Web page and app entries
────────

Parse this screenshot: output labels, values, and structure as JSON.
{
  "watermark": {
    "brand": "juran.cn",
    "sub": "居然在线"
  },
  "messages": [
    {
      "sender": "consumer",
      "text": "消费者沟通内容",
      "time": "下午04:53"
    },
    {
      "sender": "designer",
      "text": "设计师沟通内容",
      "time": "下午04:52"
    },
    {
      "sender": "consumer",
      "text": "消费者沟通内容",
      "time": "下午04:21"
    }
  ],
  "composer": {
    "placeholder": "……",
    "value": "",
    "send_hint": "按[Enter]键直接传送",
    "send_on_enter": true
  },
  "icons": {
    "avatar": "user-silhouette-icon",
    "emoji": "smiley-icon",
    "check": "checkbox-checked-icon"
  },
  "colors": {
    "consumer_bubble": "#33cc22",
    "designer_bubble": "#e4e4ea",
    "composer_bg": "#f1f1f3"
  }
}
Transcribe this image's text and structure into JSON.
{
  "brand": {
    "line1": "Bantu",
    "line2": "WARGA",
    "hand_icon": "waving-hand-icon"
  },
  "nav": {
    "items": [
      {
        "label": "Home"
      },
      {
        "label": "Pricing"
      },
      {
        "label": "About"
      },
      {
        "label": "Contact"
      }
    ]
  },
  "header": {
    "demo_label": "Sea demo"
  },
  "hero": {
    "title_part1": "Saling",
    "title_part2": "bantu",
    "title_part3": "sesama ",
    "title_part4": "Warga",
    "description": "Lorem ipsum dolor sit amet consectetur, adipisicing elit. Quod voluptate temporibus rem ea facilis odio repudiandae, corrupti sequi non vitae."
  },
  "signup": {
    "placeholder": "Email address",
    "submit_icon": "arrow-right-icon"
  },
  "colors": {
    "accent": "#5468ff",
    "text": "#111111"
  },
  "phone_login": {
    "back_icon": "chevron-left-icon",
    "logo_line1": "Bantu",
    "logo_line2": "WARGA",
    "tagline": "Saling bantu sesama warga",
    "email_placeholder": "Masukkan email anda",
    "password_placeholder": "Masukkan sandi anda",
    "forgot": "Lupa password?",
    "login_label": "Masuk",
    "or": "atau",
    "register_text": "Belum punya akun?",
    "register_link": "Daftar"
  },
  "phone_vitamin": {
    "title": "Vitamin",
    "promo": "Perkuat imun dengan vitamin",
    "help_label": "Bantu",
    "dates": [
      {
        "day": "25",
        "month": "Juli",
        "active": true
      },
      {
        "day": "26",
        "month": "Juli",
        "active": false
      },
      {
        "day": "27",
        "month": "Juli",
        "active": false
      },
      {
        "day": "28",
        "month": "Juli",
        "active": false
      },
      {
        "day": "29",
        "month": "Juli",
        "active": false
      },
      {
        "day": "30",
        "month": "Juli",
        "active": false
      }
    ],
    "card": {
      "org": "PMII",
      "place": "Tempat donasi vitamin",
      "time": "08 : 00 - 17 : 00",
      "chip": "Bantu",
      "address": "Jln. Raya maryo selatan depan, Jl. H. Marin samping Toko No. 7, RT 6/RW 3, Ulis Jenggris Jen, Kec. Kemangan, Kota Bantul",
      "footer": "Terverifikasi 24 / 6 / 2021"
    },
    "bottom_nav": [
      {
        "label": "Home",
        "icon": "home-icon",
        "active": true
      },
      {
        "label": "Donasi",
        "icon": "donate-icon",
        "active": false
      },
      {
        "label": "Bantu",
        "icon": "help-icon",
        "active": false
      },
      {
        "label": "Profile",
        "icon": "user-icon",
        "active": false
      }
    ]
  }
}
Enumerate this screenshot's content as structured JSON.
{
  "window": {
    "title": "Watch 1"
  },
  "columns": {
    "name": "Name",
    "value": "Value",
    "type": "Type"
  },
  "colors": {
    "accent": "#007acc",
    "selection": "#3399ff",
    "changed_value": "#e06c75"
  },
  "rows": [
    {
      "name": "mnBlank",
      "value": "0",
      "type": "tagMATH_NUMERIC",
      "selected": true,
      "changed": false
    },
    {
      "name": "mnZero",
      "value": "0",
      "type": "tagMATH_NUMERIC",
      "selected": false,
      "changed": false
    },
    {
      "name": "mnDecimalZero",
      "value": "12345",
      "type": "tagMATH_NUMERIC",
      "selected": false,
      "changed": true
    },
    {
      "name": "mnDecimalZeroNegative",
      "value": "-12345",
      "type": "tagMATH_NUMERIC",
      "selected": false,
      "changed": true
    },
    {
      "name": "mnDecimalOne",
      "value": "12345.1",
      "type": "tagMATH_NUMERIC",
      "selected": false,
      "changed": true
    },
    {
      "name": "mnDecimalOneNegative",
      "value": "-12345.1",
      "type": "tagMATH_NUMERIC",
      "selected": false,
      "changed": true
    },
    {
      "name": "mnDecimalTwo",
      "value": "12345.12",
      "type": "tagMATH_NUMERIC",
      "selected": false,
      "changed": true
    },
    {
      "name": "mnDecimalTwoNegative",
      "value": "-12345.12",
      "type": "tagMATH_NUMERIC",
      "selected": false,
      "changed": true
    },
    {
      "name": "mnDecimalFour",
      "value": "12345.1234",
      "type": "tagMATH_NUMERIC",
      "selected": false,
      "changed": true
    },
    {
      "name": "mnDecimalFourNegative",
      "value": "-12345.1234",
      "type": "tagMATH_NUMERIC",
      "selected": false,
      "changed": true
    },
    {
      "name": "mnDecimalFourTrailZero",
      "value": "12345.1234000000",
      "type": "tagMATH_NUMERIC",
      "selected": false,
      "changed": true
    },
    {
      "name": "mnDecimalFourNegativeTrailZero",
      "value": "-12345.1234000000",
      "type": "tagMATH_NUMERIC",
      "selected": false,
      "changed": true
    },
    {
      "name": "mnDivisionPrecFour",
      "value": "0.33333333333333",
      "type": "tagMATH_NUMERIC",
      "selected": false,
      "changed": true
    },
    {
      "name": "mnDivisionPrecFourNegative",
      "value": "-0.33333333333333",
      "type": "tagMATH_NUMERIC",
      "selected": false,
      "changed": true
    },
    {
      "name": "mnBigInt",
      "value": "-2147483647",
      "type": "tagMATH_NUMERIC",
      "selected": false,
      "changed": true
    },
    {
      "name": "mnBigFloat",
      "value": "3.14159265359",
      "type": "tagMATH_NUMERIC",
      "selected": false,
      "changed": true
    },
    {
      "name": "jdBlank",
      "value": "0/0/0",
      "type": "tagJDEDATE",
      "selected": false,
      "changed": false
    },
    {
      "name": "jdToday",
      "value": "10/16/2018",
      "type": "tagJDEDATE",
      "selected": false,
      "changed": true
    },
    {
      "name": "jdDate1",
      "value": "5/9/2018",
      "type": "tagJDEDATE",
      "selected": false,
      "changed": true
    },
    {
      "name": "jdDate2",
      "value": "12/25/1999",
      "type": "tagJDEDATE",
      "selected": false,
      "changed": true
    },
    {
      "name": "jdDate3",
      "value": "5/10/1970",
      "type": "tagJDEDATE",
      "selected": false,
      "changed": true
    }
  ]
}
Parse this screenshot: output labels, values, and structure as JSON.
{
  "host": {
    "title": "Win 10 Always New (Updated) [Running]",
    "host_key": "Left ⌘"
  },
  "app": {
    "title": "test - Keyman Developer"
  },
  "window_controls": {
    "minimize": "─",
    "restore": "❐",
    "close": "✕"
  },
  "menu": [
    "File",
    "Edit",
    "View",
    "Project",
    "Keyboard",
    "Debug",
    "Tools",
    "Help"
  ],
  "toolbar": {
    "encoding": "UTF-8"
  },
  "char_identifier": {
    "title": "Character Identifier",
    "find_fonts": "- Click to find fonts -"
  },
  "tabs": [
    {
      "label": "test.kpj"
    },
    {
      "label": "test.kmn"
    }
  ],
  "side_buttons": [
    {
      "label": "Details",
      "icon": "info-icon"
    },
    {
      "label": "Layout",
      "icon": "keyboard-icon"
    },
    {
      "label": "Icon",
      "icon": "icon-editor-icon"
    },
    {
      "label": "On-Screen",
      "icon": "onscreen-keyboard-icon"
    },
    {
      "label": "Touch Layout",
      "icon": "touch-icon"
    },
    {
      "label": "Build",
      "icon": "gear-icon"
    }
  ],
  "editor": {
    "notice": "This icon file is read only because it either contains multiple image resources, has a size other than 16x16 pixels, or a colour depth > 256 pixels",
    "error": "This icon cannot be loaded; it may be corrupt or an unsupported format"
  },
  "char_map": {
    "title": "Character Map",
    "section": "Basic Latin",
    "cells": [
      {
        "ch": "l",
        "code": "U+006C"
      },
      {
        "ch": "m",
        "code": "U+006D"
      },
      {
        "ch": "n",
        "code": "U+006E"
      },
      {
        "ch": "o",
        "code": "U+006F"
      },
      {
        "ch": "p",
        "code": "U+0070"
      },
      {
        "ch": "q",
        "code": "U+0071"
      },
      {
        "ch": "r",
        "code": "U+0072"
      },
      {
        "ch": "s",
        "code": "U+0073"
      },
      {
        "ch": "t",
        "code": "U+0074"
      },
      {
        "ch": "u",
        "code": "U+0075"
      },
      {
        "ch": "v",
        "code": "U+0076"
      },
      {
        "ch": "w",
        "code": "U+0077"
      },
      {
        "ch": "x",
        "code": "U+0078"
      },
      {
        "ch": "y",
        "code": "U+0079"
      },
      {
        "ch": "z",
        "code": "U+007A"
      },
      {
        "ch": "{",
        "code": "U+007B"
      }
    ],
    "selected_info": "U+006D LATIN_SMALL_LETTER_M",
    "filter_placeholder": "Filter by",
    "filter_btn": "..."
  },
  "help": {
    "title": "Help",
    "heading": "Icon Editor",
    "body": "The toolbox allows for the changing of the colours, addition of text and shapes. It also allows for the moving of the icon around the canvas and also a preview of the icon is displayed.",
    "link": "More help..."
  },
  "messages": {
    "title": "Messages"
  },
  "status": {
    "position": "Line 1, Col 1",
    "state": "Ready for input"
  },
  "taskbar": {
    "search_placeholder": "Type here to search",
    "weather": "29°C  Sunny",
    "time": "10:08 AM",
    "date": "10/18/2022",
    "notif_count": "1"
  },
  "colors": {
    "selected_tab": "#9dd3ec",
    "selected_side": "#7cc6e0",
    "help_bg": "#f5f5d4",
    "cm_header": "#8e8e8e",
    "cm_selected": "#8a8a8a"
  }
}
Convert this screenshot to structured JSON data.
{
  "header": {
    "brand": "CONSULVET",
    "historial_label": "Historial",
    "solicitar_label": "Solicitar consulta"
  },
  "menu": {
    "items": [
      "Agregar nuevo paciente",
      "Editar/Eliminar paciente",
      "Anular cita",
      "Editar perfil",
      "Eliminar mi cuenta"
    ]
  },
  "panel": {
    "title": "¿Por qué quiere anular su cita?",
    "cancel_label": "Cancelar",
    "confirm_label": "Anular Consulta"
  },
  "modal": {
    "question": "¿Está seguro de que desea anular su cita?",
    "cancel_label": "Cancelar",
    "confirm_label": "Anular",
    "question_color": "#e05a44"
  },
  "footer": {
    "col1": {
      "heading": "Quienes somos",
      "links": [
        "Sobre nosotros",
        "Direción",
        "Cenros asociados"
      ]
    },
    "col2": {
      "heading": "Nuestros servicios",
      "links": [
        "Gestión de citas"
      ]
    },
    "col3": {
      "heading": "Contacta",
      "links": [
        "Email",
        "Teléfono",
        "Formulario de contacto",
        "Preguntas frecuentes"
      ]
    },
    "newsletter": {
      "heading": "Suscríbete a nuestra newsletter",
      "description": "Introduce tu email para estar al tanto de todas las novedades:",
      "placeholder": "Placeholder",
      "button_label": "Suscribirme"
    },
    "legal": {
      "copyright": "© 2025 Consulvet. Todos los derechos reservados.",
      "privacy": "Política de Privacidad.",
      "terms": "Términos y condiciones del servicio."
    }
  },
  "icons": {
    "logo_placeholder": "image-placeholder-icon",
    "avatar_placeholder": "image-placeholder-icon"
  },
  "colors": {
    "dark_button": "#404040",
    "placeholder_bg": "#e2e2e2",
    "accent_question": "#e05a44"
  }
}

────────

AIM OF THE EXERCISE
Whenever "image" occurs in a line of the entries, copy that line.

WRITTEN ANSWER
Transcribe this image's text and structure into JSON.
    "notice": "This icon file is read only because it either contains multiple image resources, has a size other than 16x16 pixels, or a colour depth > 256 pixels",
    "logo_placeholder": "image-placeholder-icon",
    "avatar_placeholder": "image-placeholder-icon"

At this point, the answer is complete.